- Biggest Defeat (League): 1-8 v Fulham, Football League, Second Division, 22 January 1938
- Highest Attendance (Vetch Field): 32,786 v Arsenal, FA Cup, Fifth Round, 17 February 1968
- Highest Attendance (Liberty Stadium): 19,288 v Yeovil Town, League One, 18 November 2005
- Highest Position: 6th, Division One, 1981/82
- Lowest Position: 22nd, Division Four, 1974/75
- Most League Appearances: Wilfred Milne, 585, (1919 – 1937)
- Most League Goals: Ivor Allchurch, 166, (1949 – 1968)
- Most Goals in a Season: Cyril Pearce, 35, (1931/32)
- Highest Transfer Fee Received: £400,000, Steve Torpey, Bristol City, July 1997
- Highest Transfer Fee Paid: £340,000, Colin Irwin, Liverpool, August 1981
- Most Capped Player: Ivor Allchurch, 68, Wales
- Ivor Allchurch
- John Charles
- Trevor Ford

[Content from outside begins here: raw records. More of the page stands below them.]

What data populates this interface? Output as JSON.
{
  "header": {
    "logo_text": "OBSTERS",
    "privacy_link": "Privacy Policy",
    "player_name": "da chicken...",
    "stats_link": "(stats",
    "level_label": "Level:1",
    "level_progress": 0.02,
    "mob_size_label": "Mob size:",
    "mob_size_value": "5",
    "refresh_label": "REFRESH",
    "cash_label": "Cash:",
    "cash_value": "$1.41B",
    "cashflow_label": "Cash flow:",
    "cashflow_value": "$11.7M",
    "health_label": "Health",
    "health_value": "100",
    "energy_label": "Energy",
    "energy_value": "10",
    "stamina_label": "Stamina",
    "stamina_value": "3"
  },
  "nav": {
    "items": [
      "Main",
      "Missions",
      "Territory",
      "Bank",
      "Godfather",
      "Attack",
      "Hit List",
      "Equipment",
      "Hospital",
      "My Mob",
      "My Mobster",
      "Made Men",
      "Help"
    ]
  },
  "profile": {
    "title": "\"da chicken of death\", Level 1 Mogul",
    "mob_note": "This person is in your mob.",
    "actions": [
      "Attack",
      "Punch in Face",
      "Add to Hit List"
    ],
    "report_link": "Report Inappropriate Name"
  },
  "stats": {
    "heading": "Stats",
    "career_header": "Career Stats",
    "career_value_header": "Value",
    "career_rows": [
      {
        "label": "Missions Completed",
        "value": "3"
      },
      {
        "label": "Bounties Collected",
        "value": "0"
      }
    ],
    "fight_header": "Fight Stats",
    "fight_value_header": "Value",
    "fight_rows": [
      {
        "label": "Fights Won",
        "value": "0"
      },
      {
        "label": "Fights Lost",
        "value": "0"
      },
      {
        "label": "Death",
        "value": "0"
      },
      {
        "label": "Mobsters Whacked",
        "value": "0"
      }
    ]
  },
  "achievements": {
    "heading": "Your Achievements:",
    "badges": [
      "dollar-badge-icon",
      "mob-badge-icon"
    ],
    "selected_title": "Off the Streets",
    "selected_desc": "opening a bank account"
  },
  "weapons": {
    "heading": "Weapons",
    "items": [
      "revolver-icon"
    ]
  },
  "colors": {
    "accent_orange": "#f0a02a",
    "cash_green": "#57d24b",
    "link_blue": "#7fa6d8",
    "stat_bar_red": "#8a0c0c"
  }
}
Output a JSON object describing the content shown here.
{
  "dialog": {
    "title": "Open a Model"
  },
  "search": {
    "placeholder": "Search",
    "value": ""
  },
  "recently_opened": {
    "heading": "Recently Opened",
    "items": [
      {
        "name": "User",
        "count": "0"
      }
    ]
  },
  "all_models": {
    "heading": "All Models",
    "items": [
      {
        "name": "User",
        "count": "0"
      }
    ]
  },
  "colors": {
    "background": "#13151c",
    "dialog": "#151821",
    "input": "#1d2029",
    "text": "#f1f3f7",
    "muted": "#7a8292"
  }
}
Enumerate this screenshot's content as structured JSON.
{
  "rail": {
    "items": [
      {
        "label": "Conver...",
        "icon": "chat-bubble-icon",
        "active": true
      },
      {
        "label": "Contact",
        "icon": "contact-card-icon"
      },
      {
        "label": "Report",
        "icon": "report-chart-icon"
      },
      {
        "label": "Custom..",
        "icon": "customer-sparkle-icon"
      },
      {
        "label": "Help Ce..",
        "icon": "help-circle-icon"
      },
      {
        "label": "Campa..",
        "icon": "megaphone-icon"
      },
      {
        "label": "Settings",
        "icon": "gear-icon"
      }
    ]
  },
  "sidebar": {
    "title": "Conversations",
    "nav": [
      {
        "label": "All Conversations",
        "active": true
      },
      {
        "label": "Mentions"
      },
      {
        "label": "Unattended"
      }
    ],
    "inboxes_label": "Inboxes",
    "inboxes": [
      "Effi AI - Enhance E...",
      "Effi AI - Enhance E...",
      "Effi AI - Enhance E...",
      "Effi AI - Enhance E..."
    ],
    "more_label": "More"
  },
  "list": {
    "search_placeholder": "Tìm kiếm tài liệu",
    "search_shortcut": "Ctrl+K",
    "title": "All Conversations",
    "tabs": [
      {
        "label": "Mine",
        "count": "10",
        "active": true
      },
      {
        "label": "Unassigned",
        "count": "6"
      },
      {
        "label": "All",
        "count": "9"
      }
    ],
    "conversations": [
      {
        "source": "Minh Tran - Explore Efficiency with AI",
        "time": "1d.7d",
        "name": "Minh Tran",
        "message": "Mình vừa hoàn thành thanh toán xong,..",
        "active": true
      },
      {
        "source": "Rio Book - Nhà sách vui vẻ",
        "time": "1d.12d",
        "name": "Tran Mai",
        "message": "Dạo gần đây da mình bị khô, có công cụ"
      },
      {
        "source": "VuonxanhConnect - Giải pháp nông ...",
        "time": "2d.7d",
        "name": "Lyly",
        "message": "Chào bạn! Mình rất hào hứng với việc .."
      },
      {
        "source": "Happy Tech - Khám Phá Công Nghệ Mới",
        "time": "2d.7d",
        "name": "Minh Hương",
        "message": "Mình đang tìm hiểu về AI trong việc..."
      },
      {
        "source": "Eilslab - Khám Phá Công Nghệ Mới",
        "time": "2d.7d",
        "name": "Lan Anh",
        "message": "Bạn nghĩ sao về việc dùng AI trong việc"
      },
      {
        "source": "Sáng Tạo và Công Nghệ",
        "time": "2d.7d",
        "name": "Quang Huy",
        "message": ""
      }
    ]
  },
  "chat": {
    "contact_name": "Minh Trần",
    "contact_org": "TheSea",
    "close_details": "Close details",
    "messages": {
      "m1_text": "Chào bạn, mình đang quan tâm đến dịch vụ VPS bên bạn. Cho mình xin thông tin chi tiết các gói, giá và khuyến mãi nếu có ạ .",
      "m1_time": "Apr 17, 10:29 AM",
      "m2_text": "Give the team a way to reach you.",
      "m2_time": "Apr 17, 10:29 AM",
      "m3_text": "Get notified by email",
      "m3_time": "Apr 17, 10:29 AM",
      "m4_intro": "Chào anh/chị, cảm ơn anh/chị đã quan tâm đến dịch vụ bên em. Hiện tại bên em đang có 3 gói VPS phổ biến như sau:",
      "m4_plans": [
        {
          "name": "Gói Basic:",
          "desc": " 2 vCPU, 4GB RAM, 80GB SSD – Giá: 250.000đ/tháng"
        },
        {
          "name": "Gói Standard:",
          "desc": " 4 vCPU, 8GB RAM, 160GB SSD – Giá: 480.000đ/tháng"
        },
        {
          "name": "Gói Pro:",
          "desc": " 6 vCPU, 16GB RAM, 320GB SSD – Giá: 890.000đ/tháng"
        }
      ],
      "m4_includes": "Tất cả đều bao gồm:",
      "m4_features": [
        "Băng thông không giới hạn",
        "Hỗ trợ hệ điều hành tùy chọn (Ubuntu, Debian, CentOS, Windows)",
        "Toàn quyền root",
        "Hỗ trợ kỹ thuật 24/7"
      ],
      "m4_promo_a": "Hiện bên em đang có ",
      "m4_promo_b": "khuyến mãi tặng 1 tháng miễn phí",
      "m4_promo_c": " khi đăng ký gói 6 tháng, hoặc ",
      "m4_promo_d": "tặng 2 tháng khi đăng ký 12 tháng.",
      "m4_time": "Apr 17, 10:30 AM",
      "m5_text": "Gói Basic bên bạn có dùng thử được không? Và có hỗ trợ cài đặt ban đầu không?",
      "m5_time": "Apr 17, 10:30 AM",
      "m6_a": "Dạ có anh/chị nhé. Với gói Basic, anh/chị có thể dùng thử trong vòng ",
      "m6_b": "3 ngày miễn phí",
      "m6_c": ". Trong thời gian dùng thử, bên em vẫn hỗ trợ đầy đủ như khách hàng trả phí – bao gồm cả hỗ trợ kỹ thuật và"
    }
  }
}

- Cliff Jones
- Giorgio Chinaglia
- Dai Davies
- Alan Curtis
- Robbie James
- Leighton James
- Ante Rajkovic
- Dzemal Hadziabdic
- Nigel Stevenson
- Ray Lewington
- Peter Kitchen
- Chris Coleman
- Lee Trundle
- Roger Freestone